Securing patient data from theft, unauthorized access, inappropriate use, and general negligence can be a tedious task. With so many possible security risks in a healthcare IT network, what is the best course of action? How can security be ensured without reducing employee productivity?
Fortunately, healthcare IT security can be assessed and tackled by each individual home healthcare organization’s unique needs. There is no one-size-fits-all approach to protecting patient information. However, here are a few tips that most companies can leverage.
BYOD Security Policy
Establishing a Bring Your Own Device (BYOD) policy is a good start to addressing potential security risk points. With so many risk points, there are several solutions that should be included in every BYOD policy.
Basic topics to be covered should include approved devices, security applications required, staff training, and user agreements. Also, mobile device management software (MDM) may be a good investment to manage the entirety of mobile device security.
Perform an Internal Security Risk Audit
Conducting an internal healthcare IT security risk audit is a great step to identifying and correcting any current security risks. An audit can also reveal any inefficiencies or missing processes in the audit process itself.
Reviewing areas such as asset management, data ownership, and endpoint security are great places to start in an internal audit. Additional auditing of a disaster recovery plan, provided one is in place, is also a great way to ensure proper processes are effective in the instance of a security breach.
Business Associate Accountability
Home healthcare companies can have many vendors and outside users accessing their protected data. While Business Associates (BA) are under agreements with each client, the home healthcare company will ultimately be the one responsible when a data breach occurs.
With this in mind, it is vital to take vendor selection very seriously. Hold each BA accountable for providing their security risk assessments and procedures to follow in the event of a data breach. Furthermore, it is prudent to continually update contract agreements as compliance regulations are updated as well as when your internal policies are changed.
Cloud IT Security
Many organizations are opting for the flexibility of working in the cloud, whether public or private computing. Before venturing into this space, it is recommended to review some of the HIPAA compliant cloud technologies that are now being offered.
Working in a non-compliant space and attempting to implement security guards as an afterthought could end up being more costly than simply switching to a cloud for healthcare platform like this one.
While the IT department is often the primary group tasked with protecting patient information, many IT security breaches occur from stolen devices in the homes and vehicles of employees. Including a section in employee training about doing their part to prevent data breaches and device safety can go a long way in securing patient information. Employee awareness can be a very effective tool in preventing data breaches.
Healthcare IT security should always be a top priority. The tips listed in this article are only a start towards properly securing patient data. HIPAA compliance demands a high level of security and protection of patient information. Remember to review organizational policies regularly and update them as regulations demand.

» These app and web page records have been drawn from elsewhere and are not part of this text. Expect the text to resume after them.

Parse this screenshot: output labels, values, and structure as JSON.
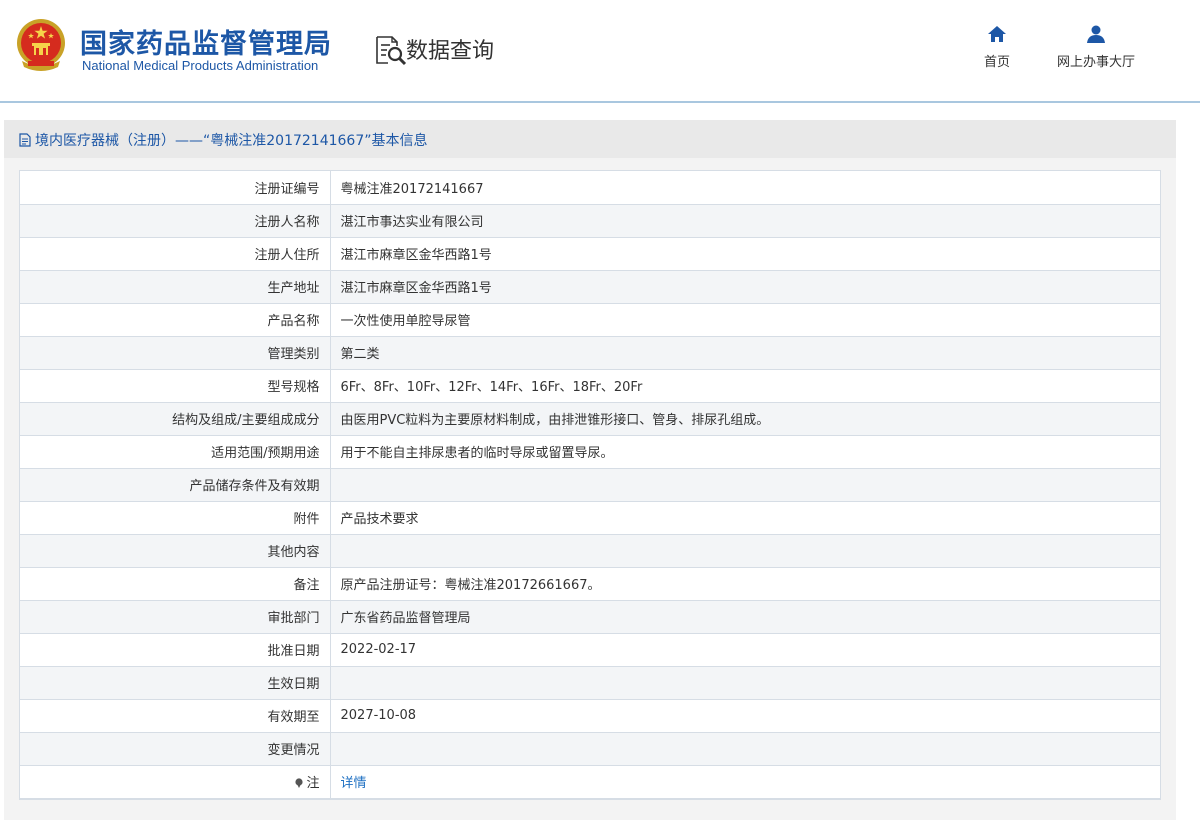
{
  "header": {
    "logo_cn": "国家药品监督管理局",
    "logo_en": "National Medical Products Administration",
    "query_title": "数据查询",
    "nav": [
      {
        "label": "首页",
        "icon": "home-icon"
      },
      {
        "label": "网上办事大厅",
        "icon": "user-icon"
      }
    ]
  },
  "colors": {
    "brand_blue": "#1d57a6",
    "link_blue": "#1d6fc2",
    "header_rule": "#a9c7df"
  },
  "panel": {
    "title": "境内医疗器械（注册）——“粤械注准20172141667”基本信息"
  },
  "details": [
    {
      "label": "注册证编号",
      "value": "粤械注准20172141667"
    },
    {
      "label": "注册人名称",
      "value": "湛江市事达实业有限公司"
    },
    {
      "label": "注册人住所",
      "value": "湛江市麻章区金华西路1号"
    },
    {
      "label": "生产地址",
      "value": "湛江市麻章区金华西路1号"
    },
    {
      "label": "产品名称",
      "value": "一次性使用单腔导尿管"
    },
    {
      "label": "管理类别",
      "value": "第二类"
    },
    {
      "label": "型号规格",
      "value": "6Fr、8Fr、10Fr、12Fr、14Fr、16Fr、18Fr、20Fr"
    },
    {
      "label": "结构及组成/主要组成成分",
      "value": "由医用PVC粒料为主要原材料制成，由排泄锥形接口、管身、排尿孔组成。"
    },
    {
      "label": "适用范围/预期用途",
      "value": "用于不能自主排尿患者的临时导尿或留置导尿。"
    },
    {
      "label": "产品储存条件及有效期",
      "value": ""
    },
    {
      "label": "附件",
      "value": "产品技术要求"
    },
    {
      "label": "其他内容",
      "value": ""
    },
    {
      "label": "备注",
      "value": "原产品注册证号：粤械注准20172661667。"
    },
    {
      "label": "审批部门",
      "value": "广东省药品监督管理局"
    },
    {
      "label": "批准日期",
      "value": "2022-02-17"
    },
    {
      "label": "生效日期",
      "value": ""
    },
    {
      "label": "有效期至",
      "value": "2027-10-08"
    },
    {
      "label": "变更情况",
      "value": ""
    }
  ],
  "note_row": {
    "label": "注",
    "link": "详情",
    "icon": "pin-icon"
  }
}
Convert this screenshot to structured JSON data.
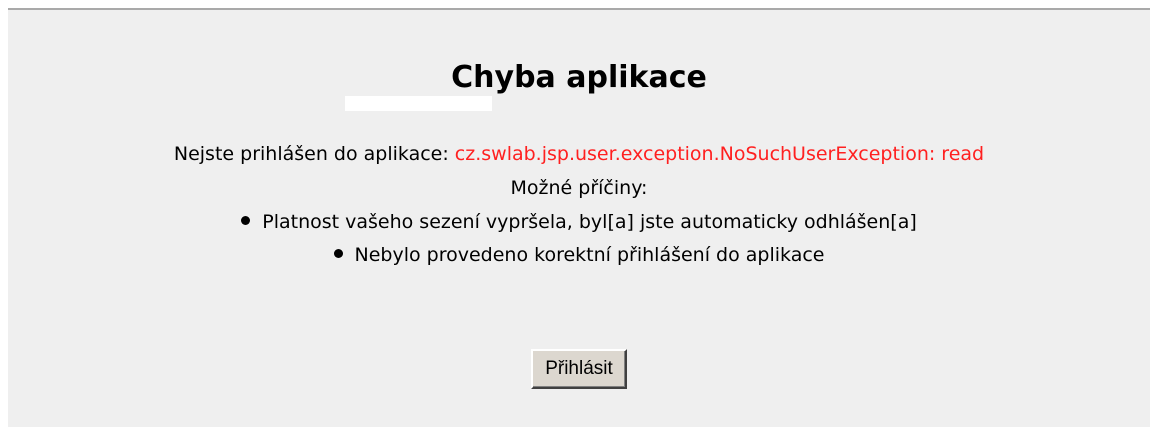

What other healthcare IT Security best practices do you follow? Let us know your thoughts in the Comments box below.
And to follow up on the tips introduced in this article, be sure to download your free Information Technology Guide for Oklahoma City Home Health Care Organizations.